WHAT NEEDS TO BE DONE: Using the data below, print exactly the line with "Enumerate this screenshot's", the line with "Serialize everything readable", and every line between them, but none of the pictures.

Records from a dataset:
____________
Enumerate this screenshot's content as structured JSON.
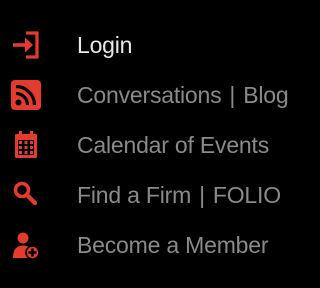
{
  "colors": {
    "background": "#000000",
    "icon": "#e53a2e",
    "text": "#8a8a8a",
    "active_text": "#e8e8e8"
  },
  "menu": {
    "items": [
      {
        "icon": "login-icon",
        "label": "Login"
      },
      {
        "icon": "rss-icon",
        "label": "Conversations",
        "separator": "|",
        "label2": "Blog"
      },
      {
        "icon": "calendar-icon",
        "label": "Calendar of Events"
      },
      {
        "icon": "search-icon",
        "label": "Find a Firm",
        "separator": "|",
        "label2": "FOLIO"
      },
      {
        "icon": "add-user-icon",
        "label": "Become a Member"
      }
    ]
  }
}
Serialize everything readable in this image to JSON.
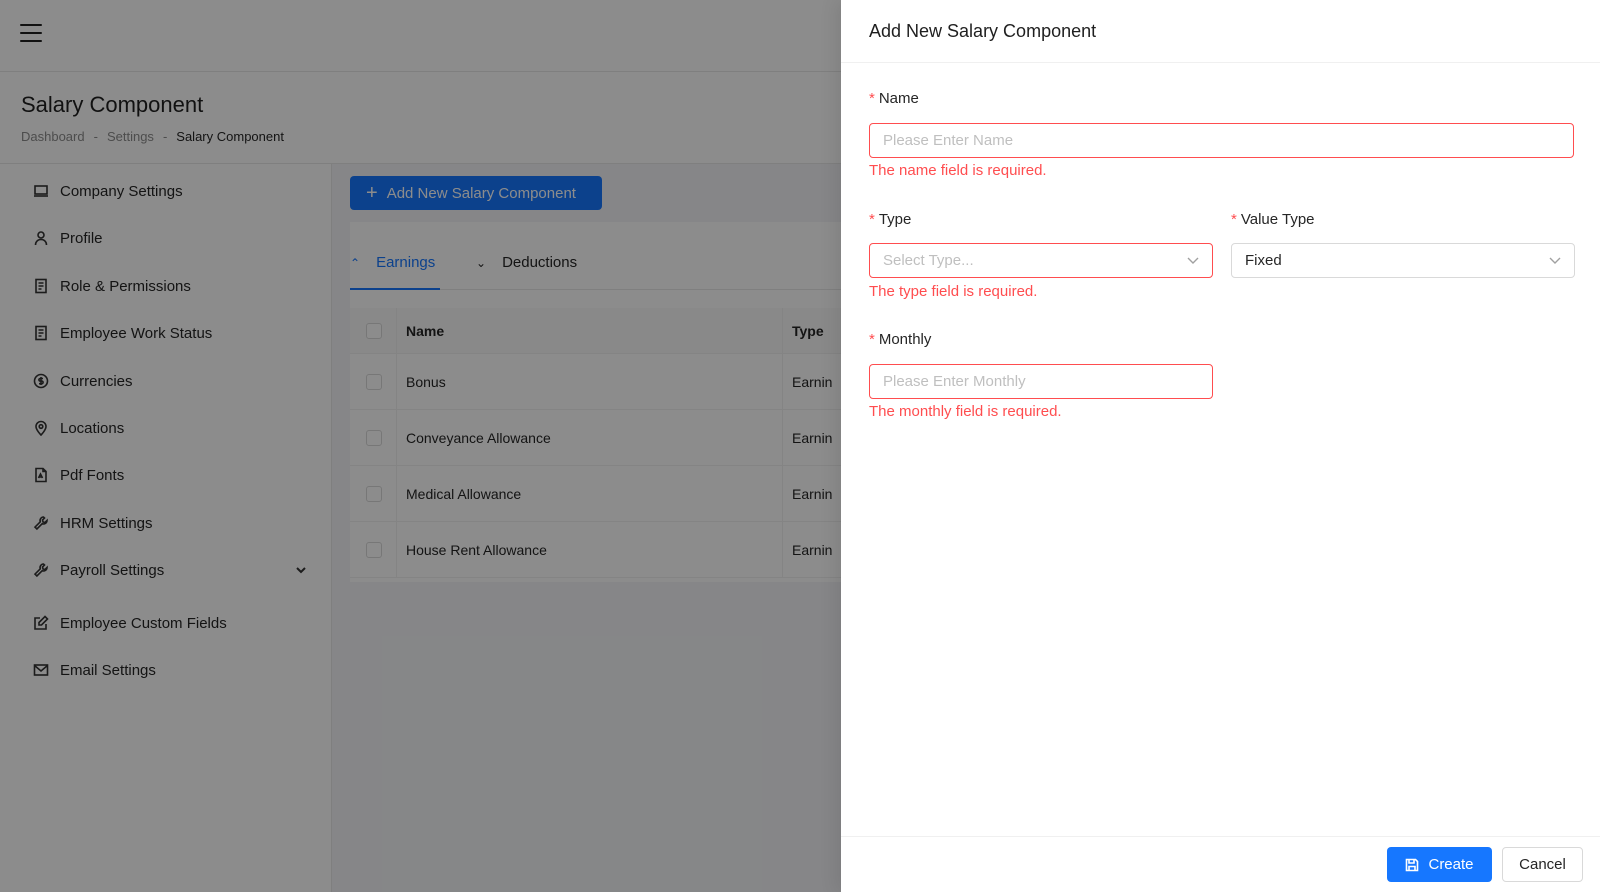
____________
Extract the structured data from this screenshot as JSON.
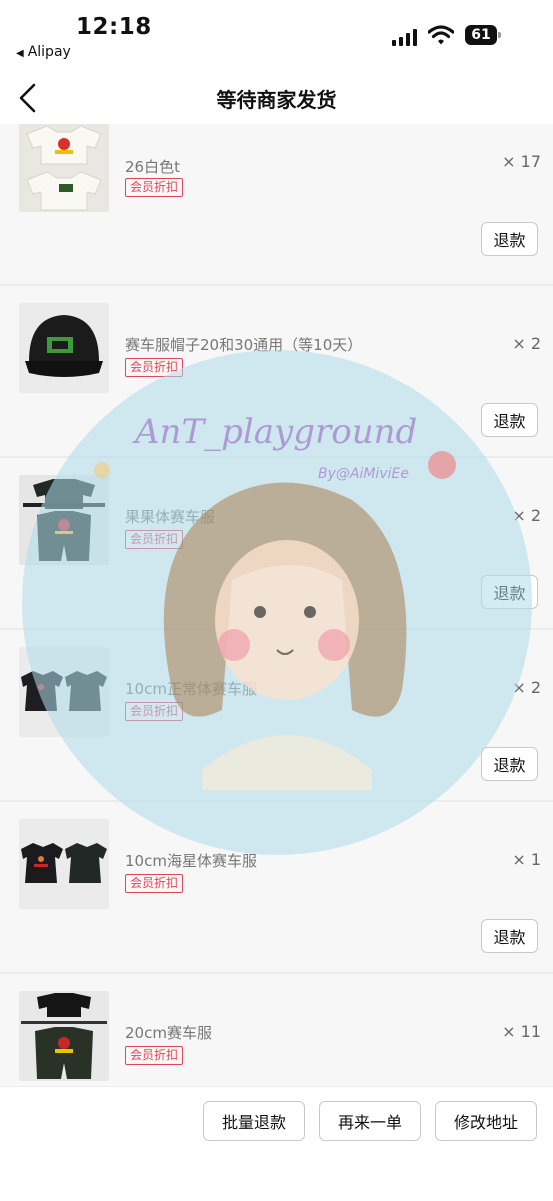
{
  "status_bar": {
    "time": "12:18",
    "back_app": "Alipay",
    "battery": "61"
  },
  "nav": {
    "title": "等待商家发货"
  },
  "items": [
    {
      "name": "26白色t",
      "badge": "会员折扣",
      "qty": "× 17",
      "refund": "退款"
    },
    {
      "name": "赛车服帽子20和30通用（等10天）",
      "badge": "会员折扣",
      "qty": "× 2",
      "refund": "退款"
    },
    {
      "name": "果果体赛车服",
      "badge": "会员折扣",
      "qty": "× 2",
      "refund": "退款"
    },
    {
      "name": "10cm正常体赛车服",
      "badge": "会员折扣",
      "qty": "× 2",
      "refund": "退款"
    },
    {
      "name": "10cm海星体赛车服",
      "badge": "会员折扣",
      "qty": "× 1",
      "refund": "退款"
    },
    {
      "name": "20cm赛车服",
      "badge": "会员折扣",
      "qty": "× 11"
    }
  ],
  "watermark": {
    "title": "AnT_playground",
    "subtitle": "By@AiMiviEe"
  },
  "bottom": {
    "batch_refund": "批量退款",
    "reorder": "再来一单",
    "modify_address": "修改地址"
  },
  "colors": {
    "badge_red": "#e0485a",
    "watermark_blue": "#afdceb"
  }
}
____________
THE COMPLETED TASK:
Enumerate this screenshot's content as structured JSON.
{
  "colors": {
    "background": "#000000",
    "icon": "#e53a2e",
    "text": "#8a8a8a",
    "active_text": "#e8e8e8"
  },
  "menu": {
    "items": [
      {
        "icon": "login-icon",
        "label": "Login"
      },
      {
        "icon": "rss-icon",
        "label": "Conversations",
        "separator": "|",
        "label2": "Blog"
      },
      {
        "icon": "calendar-icon",
        "label": "Calendar of Events"
      },
      {
        "icon": "search-icon",
        "label": "Find a Firm",
        "separator": "|",
        "label2": "FOLIO"
      },
      {
        "icon": "add-user-icon",
        "label": "Become a Member"
      }
    ]
  }
}
Serialize everything readable in this image to JSON.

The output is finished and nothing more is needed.